• [YOUR ASSIGNMENT]: Make an exact copy of all the entries, with the pictures left out.

Interface dataset entries
☆ ☆ ☆ ☆

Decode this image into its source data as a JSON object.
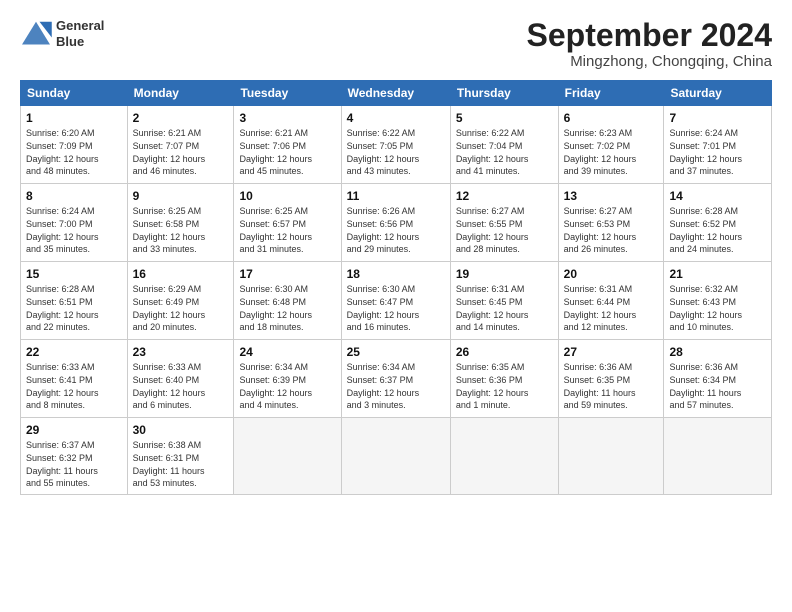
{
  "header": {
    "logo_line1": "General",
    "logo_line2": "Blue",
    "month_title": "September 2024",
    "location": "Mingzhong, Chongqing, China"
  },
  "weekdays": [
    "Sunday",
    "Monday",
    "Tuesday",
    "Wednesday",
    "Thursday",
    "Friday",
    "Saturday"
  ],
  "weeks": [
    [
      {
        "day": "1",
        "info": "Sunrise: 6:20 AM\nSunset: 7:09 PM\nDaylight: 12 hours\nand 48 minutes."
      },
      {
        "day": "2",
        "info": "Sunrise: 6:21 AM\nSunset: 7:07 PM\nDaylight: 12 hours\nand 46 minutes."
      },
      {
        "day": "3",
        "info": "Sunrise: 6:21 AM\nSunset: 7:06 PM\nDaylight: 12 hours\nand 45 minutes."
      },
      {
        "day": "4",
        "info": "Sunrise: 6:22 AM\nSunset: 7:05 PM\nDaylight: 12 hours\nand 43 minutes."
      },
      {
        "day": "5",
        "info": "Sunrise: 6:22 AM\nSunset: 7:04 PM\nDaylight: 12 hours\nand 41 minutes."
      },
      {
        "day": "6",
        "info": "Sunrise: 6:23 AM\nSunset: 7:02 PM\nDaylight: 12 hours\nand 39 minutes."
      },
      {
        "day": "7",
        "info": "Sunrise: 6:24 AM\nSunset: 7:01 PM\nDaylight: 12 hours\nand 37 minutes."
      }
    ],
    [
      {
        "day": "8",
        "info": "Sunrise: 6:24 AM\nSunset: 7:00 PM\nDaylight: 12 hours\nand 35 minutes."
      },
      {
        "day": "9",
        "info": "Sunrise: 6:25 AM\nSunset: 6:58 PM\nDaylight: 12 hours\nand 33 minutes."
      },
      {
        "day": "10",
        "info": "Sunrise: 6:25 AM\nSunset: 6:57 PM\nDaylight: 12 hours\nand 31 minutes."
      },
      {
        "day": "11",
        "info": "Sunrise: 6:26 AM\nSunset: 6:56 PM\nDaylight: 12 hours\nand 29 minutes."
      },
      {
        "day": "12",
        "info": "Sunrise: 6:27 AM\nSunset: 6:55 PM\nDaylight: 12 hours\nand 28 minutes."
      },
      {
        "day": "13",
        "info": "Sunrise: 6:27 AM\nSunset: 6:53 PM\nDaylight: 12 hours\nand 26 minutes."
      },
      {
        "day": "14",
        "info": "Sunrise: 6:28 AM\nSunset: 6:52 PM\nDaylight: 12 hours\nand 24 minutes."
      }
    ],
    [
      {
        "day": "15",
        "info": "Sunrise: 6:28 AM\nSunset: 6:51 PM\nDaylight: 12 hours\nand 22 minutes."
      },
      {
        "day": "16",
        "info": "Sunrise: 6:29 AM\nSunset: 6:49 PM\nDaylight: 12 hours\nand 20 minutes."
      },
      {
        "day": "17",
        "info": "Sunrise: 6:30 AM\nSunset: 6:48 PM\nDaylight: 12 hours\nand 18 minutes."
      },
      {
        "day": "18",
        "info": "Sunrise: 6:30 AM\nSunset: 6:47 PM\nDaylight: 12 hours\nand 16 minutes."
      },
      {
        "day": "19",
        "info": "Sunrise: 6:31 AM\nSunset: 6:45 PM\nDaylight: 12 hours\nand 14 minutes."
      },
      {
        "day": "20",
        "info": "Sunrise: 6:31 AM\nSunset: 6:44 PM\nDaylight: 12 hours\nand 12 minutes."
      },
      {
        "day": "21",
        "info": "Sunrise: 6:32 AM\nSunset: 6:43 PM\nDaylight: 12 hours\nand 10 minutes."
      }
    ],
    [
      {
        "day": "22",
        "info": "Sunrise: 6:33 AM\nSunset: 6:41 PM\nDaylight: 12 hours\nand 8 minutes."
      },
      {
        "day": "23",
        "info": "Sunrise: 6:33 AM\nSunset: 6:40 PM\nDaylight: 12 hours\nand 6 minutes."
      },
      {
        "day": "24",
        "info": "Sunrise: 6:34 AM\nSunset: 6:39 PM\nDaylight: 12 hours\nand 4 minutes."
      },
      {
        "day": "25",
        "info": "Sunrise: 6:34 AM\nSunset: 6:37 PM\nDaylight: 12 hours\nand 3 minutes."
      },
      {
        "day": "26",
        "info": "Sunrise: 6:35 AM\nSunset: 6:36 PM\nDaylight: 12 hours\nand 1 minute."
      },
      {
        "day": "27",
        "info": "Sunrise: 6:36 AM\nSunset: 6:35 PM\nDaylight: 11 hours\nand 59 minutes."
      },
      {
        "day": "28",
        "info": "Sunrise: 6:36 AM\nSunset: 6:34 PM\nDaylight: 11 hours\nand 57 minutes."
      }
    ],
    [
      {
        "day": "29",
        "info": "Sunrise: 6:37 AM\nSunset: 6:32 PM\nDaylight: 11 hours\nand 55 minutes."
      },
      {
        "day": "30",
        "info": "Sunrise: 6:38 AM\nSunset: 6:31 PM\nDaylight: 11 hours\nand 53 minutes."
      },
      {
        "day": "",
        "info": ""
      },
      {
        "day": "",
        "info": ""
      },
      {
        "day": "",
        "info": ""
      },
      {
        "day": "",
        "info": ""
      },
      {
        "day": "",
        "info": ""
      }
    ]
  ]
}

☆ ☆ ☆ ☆

• [TASK RESPONSE]:
Decode this image into its source data as a JSON object.
{
  "header": {
    "logo_line1": "General",
    "logo_line2": "Blue",
    "month_title": "September 2024",
    "location": "Mingzhong, Chongqing, China"
  },
  "weekdays": [
    "Sunday",
    "Monday",
    "Tuesday",
    "Wednesday",
    "Thursday",
    "Friday",
    "Saturday"
  ],
  "weeks": [
    [
      {
        "day": "1",
        "info": "Sunrise: 6:20 AM\nSunset: 7:09 PM\nDaylight: 12 hours\nand 48 minutes."
      },
      {
        "day": "2",
        "info": "Sunrise: 6:21 AM\nSunset: 7:07 PM\nDaylight: 12 hours\nand 46 minutes."
      },
      {
        "day": "3",
        "info": "Sunrise: 6:21 AM\nSunset: 7:06 PM\nDaylight: 12 hours\nand 45 minutes."
      },
      {
        "day": "4",
        "info": "Sunrise: 6:22 AM\nSunset: 7:05 PM\nDaylight: 12 hours\nand 43 minutes."
      },
      {
        "day": "5",
        "info": "Sunrise: 6:22 AM\nSunset: 7:04 PM\nDaylight: 12 hours\nand 41 minutes."
      },
      {
        "day": "6",
        "info": "Sunrise: 6:23 AM\nSunset: 7:02 PM\nDaylight: 12 hours\nand 39 minutes."
      },
      {
        "day": "7",
        "info": "Sunrise: 6:24 AM\nSunset: 7:01 PM\nDaylight: 12 hours\nand 37 minutes."
      }
    ],
    [
      {
        "day": "8",
        "info": "Sunrise: 6:24 AM\nSunset: 7:00 PM\nDaylight: 12 hours\nand 35 minutes."
      },
      {
        "day": "9",
        "info": "Sunrise: 6:25 AM\nSunset: 6:58 PM\nDaylight: 12 hours\nand 33 minutes."
      },
      {
        "day": "10",
        "info": "Sunrise: 6:25 AM\nSunset: 6:57 PM\nDaylight: 12 hours\nand 31 minutes."
      },
      {
        "day": "11",
        "info": "Sunrise: 6:26 AM\nSunset: 6:56 PM\nDaylight: 12 hours\nand 29 minutes."
      },
      {
        "day": "12",
        "info": "Sunrise: 6:27 AM\nSunset: 6:55 PM\nDaylight: 12 hours\nand 28 minutes."
      },
      {
        "day": "13",
        "info": "Sunrise: 6:27 AM\nSunset: 6:53 PM\nDaylight: 12 hours\nand 26 minutes."
      },
      {
        "day": "14",
        "info": "Sunrise: 6:28 AM\nSunset: 6:52 PM\nDaylight: 12 hours\nand 24 minutes."
      }
    ],
    [
      {
        "day": "15",
        "info": "Sunrise: 6:28 AM\nSunset: 6:51 PM\nDaylight: 12 hours\nand 22 minutes."
      },
      {
        "day": "16",
        "info": "Sunrise: 6:29 AM\nSunset: 6:49 PM\nDaylight: 12 hours\nand 20 minutes."
      },
      {
        "day": "17",
        "info": "Sunrise: 6:30 AM\nSunset: 6:48 PM\nDaylight: 12 hours\nand 18 minutes."
      },
      {
        "day": "18",
        "info": "Sunrise: 6:30 AM\nSunset: 6:47 PM\nDaylight: 12 hours\nand 16 minutes."
      },
      {
        "day": "19",
        "info": "Sunrise: 6:31 AM\nSunset: 6:45 PM\nDaylight: 12 hours\nand 14 minutes."
      },
      {
        "day": "20",
        "info": "Sunrise: 6:31 AM\nSunset: 6:44 PM\nDaylight: 12 hours\nand 12 minutes."
      },
      {
        "day": "21",
        "info": "Sunrise: 6:32 AM\nSunset: 6:43 PM\nDaylight: 12 hours\nand 10 minutes."
      }
    ],
    [
      {
        "day": "22",
        "info": "Sunrise: 6:33 AM\nSunset: 6:41 PM\nDaylight: 12 hours\nand 8 minutes."
      },
      {
        "day": "23",
        "info": "Sunrise: 6:33 AM\nSunset: 6:40 PM\nDaylight: 12 hours\nand 6 minutes."
      },
      {
        "day": "24",
        "info": "Sunrise: 6:34 AM\nSunset: 6:39 PM\nDaylight: 12 hours\nand 4 minutes."
      },
      {
        "day": "25",
        "info": "Sunrise: 6:34 AM\nSunset: 6:37 PM\nDaylight: 12 hours\nand 3 minutes."
      },
      {
        "day": "26",
        "info": "Sunrise: 6:35 AM\nSunset: 6:36 PM\nDaylight: 12 hours\nand 1 minute."
      },
      {
        "day": "27",
        "info": "Sunrise: 6:36 AM\nSunset: 6:35 PM\nDaylight: 11 hours\nand 59 minutes."
      },
      {
        "day": "28",
        "info": "Sunrise: 6:36 AM\nSunset: 6:34 PM\nDaylight: 11 hours\nand 57 minutes."
      }
    ],
    [
      {
        "day": "29",
        "info": "Sunrise: 6:37 AM\nSunset: 6:32 PM\nDaylight: 11 hours\nand 55 minutes."
      },
      {
        "day": "30",
        "info": "Sunrise: 6:38 AM\nSunset: 6:31 PM\nDaylight: 11 hours\nand 53 minutes."
      },
      {
        "day": "",
        "info": ""
      },
      {
        "day": "",
        "info": ""
      },
      {
        "day": "",
        "info": ""
      },
      {
        "day": "",
        "info": ""
      },
      {
        "day": "",
        "info": ""
      }
    ]
  ]
}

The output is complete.